Proceeding the usual way, we observe that as the operators $d/dt$ and $\delta$ commute, we can eliminate $\delta\dot{q}$ at the cost of introducing a surface term, which does not contribute to the variation of $S^*$:

\begin{align}

p^n\delta\dot{q}_n=p^n\frac{d}{dt}\delta q_n=\frac{d}{dt}(p^n\delta q_n)-\dot{p}^n\delta q_n,

\end{align}

leading us to

\begin{align}

\delta S^*=\int&~dt\left[\delta p^n\dot{q}_n-\dot{p}^n\delta q_n-\frac{\partial H}{\partial p^n}\delta p^n-\frac{\partial H}{\partial q_n}\delta q_n+\delta\lambda^m\psi_m+\lambda^m\frac{\partial \phi_m}{\partial q_n}\delta q_n+\lambda^m\frac{\partial \phi_m}{\partial p^n}\delta p^n\right],\nonumber

\end{align}

or, after collecting like terms,

\begin{align}

\delta S^*=\int~dt&\left\{\delta p^n\left[\dot{q}_n-\frac{\partial H}{\partial p^n}+\lambda^m\frac{\partial \phi_m}{\partial p^n}\right]-\left[\dot{p}^n+\frac{\partial H}{\partial q_n}-\lambda^m\frac{\partial \phi_m}{\partial q_n}\right]\delta q_n+\delta\lambda^m\psi_m\right\},\nonumber

\end{align}

leading to the Hamiltonian equations of motion,

\begin{align}

\dot{q}_n&=\frac{\partial H}{\partial p^n}-\lambda^m\frac{\partial \phi_m}{\partial p^n},\\

-\dot{p}^n&=\frac{\partial H}{\partial q_n}-\lambda^m\frac{\partial \phi_m}{\partial q_n},\\

\phi_m(p^n,q_n)&=0.

\end{align}

These are the same equations (after equating $\lambda^m=-u^m$) that Dirac "deduced". Clearly, Dirac's instincts were in the right place (unsurprisingly, given his reputation.) However, we obtained this result without resorting to ill-defined concepts such as "strong" and "weak" equations, and without any heuristic appeals to deduction, using rigorous mathematics instead. Furthermore, the role of the $\lambda_m$ as Lagrange-multipliers is now clear, and no use is made of the unconstrained Euler-Lagrange equation (1), which is clearly not satisfied in the constrained system.

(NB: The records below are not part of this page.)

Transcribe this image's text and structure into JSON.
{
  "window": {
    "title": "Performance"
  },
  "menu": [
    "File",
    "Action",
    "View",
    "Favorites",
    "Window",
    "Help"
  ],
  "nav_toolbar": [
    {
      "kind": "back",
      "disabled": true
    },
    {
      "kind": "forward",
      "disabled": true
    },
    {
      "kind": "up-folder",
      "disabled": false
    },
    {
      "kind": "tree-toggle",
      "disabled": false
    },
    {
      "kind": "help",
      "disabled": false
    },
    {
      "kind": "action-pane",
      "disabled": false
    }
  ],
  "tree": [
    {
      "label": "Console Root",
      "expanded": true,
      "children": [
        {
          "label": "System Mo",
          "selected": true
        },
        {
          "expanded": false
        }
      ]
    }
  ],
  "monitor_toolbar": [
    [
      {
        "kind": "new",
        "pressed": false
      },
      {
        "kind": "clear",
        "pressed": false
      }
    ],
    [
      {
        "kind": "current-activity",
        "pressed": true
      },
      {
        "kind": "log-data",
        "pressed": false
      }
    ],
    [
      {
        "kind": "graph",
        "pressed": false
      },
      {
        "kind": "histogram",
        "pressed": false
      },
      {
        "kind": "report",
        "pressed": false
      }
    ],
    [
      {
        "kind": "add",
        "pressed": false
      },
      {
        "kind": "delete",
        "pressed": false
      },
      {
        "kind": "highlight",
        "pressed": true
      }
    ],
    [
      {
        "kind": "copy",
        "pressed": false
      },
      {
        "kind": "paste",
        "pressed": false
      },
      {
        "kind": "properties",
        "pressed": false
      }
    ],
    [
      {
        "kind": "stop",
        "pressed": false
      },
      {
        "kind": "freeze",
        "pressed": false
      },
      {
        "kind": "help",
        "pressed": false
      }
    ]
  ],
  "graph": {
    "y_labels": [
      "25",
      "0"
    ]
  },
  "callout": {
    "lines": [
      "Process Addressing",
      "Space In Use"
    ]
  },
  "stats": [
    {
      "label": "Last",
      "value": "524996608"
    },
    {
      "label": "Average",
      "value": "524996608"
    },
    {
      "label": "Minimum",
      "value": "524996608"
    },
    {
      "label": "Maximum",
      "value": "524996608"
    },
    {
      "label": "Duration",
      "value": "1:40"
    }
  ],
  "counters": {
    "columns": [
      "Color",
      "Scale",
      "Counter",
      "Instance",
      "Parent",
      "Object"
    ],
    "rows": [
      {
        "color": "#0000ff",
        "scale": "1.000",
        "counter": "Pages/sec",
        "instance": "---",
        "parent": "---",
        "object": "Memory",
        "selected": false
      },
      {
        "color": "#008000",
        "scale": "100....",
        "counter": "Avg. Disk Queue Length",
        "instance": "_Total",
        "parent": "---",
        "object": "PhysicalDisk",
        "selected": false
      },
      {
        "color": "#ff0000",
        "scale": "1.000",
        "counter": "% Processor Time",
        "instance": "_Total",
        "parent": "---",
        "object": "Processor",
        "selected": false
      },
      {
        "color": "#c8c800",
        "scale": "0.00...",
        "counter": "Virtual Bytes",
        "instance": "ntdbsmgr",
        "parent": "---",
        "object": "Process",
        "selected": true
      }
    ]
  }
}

[1] P. A. M. Dirac, *Lectures on Quantum Mechanics* (Dover Publications, 2001).

[2] H. Kleinert, *Path Integrals in Quantum Mechanics, Statistics, Polymer Physics, and Financial Markets* (World Scientific, 2006), 4th ed.